"Islam" is surely nearly everyone's answer. As American Christians experiment with ever-milder versions of their faith, Muslims display a fervor for extreme interpretations of Islam. As Europe suffers the lowest population growth rates ever recorded, Muslim countries have some of the highest.
But, argues Philip Jenkins recently in the Atlantic Monthly, Islam is the wrong answer. He shows how Christianity is the religion currently undergoing the most basic rethinking and the largest increase in adherents. He makes a good case for its militancy most affecting the next century.
"For obvious reasons," notes this professor of history and religious studies at Pennsylvania State University, "news reports today are filled with material about the influence of a resurgent and sometimes angry Islam.
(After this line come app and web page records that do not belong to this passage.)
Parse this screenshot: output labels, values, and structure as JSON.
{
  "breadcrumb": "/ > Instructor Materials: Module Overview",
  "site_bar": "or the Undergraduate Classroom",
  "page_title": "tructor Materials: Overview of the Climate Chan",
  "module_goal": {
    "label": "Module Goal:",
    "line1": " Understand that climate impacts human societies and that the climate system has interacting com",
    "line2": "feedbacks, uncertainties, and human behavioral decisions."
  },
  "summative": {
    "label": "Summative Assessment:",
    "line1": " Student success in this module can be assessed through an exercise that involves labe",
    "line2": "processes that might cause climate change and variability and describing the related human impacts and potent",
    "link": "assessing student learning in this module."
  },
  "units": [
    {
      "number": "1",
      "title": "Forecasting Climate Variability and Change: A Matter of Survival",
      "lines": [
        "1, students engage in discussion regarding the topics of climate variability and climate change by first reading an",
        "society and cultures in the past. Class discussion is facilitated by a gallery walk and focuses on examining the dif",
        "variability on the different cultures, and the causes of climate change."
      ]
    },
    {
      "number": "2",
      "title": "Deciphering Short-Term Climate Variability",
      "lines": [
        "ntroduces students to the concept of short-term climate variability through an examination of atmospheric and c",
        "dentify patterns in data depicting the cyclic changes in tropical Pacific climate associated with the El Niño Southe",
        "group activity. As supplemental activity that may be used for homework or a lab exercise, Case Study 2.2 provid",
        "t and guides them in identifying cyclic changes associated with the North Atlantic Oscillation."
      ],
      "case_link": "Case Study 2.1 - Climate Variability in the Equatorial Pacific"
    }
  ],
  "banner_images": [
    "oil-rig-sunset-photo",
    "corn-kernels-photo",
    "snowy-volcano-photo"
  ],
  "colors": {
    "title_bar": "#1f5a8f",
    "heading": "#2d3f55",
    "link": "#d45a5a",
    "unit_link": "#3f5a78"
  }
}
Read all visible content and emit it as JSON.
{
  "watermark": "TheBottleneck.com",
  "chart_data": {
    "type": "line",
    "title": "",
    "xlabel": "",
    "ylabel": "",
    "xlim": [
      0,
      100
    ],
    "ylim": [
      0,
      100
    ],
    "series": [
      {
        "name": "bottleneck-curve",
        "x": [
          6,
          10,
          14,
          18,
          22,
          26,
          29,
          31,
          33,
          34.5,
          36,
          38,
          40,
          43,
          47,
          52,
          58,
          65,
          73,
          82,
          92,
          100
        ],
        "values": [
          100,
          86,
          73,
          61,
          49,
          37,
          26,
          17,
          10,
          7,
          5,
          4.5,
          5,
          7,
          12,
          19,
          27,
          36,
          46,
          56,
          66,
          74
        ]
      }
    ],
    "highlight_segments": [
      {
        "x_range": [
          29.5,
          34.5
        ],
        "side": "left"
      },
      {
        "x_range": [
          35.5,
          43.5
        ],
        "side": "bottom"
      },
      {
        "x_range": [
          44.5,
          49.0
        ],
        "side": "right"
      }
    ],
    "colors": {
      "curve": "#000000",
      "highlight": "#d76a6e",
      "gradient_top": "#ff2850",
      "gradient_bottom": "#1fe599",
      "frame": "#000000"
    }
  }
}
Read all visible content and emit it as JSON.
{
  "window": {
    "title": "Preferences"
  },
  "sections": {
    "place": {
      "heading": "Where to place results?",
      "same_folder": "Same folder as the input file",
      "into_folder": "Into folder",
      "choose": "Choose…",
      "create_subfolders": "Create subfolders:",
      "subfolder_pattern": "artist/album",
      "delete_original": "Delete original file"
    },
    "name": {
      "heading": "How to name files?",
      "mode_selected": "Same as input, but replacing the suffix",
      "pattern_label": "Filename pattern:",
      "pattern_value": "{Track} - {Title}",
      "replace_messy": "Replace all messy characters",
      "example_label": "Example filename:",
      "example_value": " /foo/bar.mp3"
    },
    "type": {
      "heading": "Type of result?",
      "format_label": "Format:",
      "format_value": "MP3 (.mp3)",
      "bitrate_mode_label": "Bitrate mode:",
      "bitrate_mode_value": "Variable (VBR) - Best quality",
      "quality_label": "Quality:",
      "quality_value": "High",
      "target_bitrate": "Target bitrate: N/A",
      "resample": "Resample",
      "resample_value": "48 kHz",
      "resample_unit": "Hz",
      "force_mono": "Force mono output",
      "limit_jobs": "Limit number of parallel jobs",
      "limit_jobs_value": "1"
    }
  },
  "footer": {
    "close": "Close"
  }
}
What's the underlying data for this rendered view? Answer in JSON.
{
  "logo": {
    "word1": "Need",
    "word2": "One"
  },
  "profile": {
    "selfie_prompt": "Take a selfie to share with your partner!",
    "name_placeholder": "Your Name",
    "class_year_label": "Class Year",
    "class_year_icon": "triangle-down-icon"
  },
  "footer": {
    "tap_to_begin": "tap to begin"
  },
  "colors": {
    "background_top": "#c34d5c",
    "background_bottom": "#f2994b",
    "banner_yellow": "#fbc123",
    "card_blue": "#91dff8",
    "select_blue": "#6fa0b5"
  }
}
But in its variety and vitality, in its global reach, in its association with the world's fastest-growing societies, in its shifting centers of gravity, in the way its values and practices vary from place to place . . . it is Christianity that will leave the deepest mark on the 21st century."
What Jenkins dubs the "Christian revolution" is so little noted because Christians divide into two very different regions North (Europe, North America, Australia) and South (South America, Africa, Asia) and we who live in the North only dimly perceive the momentous developments under way in the South. Fortunately, Jenkins is there to guide us.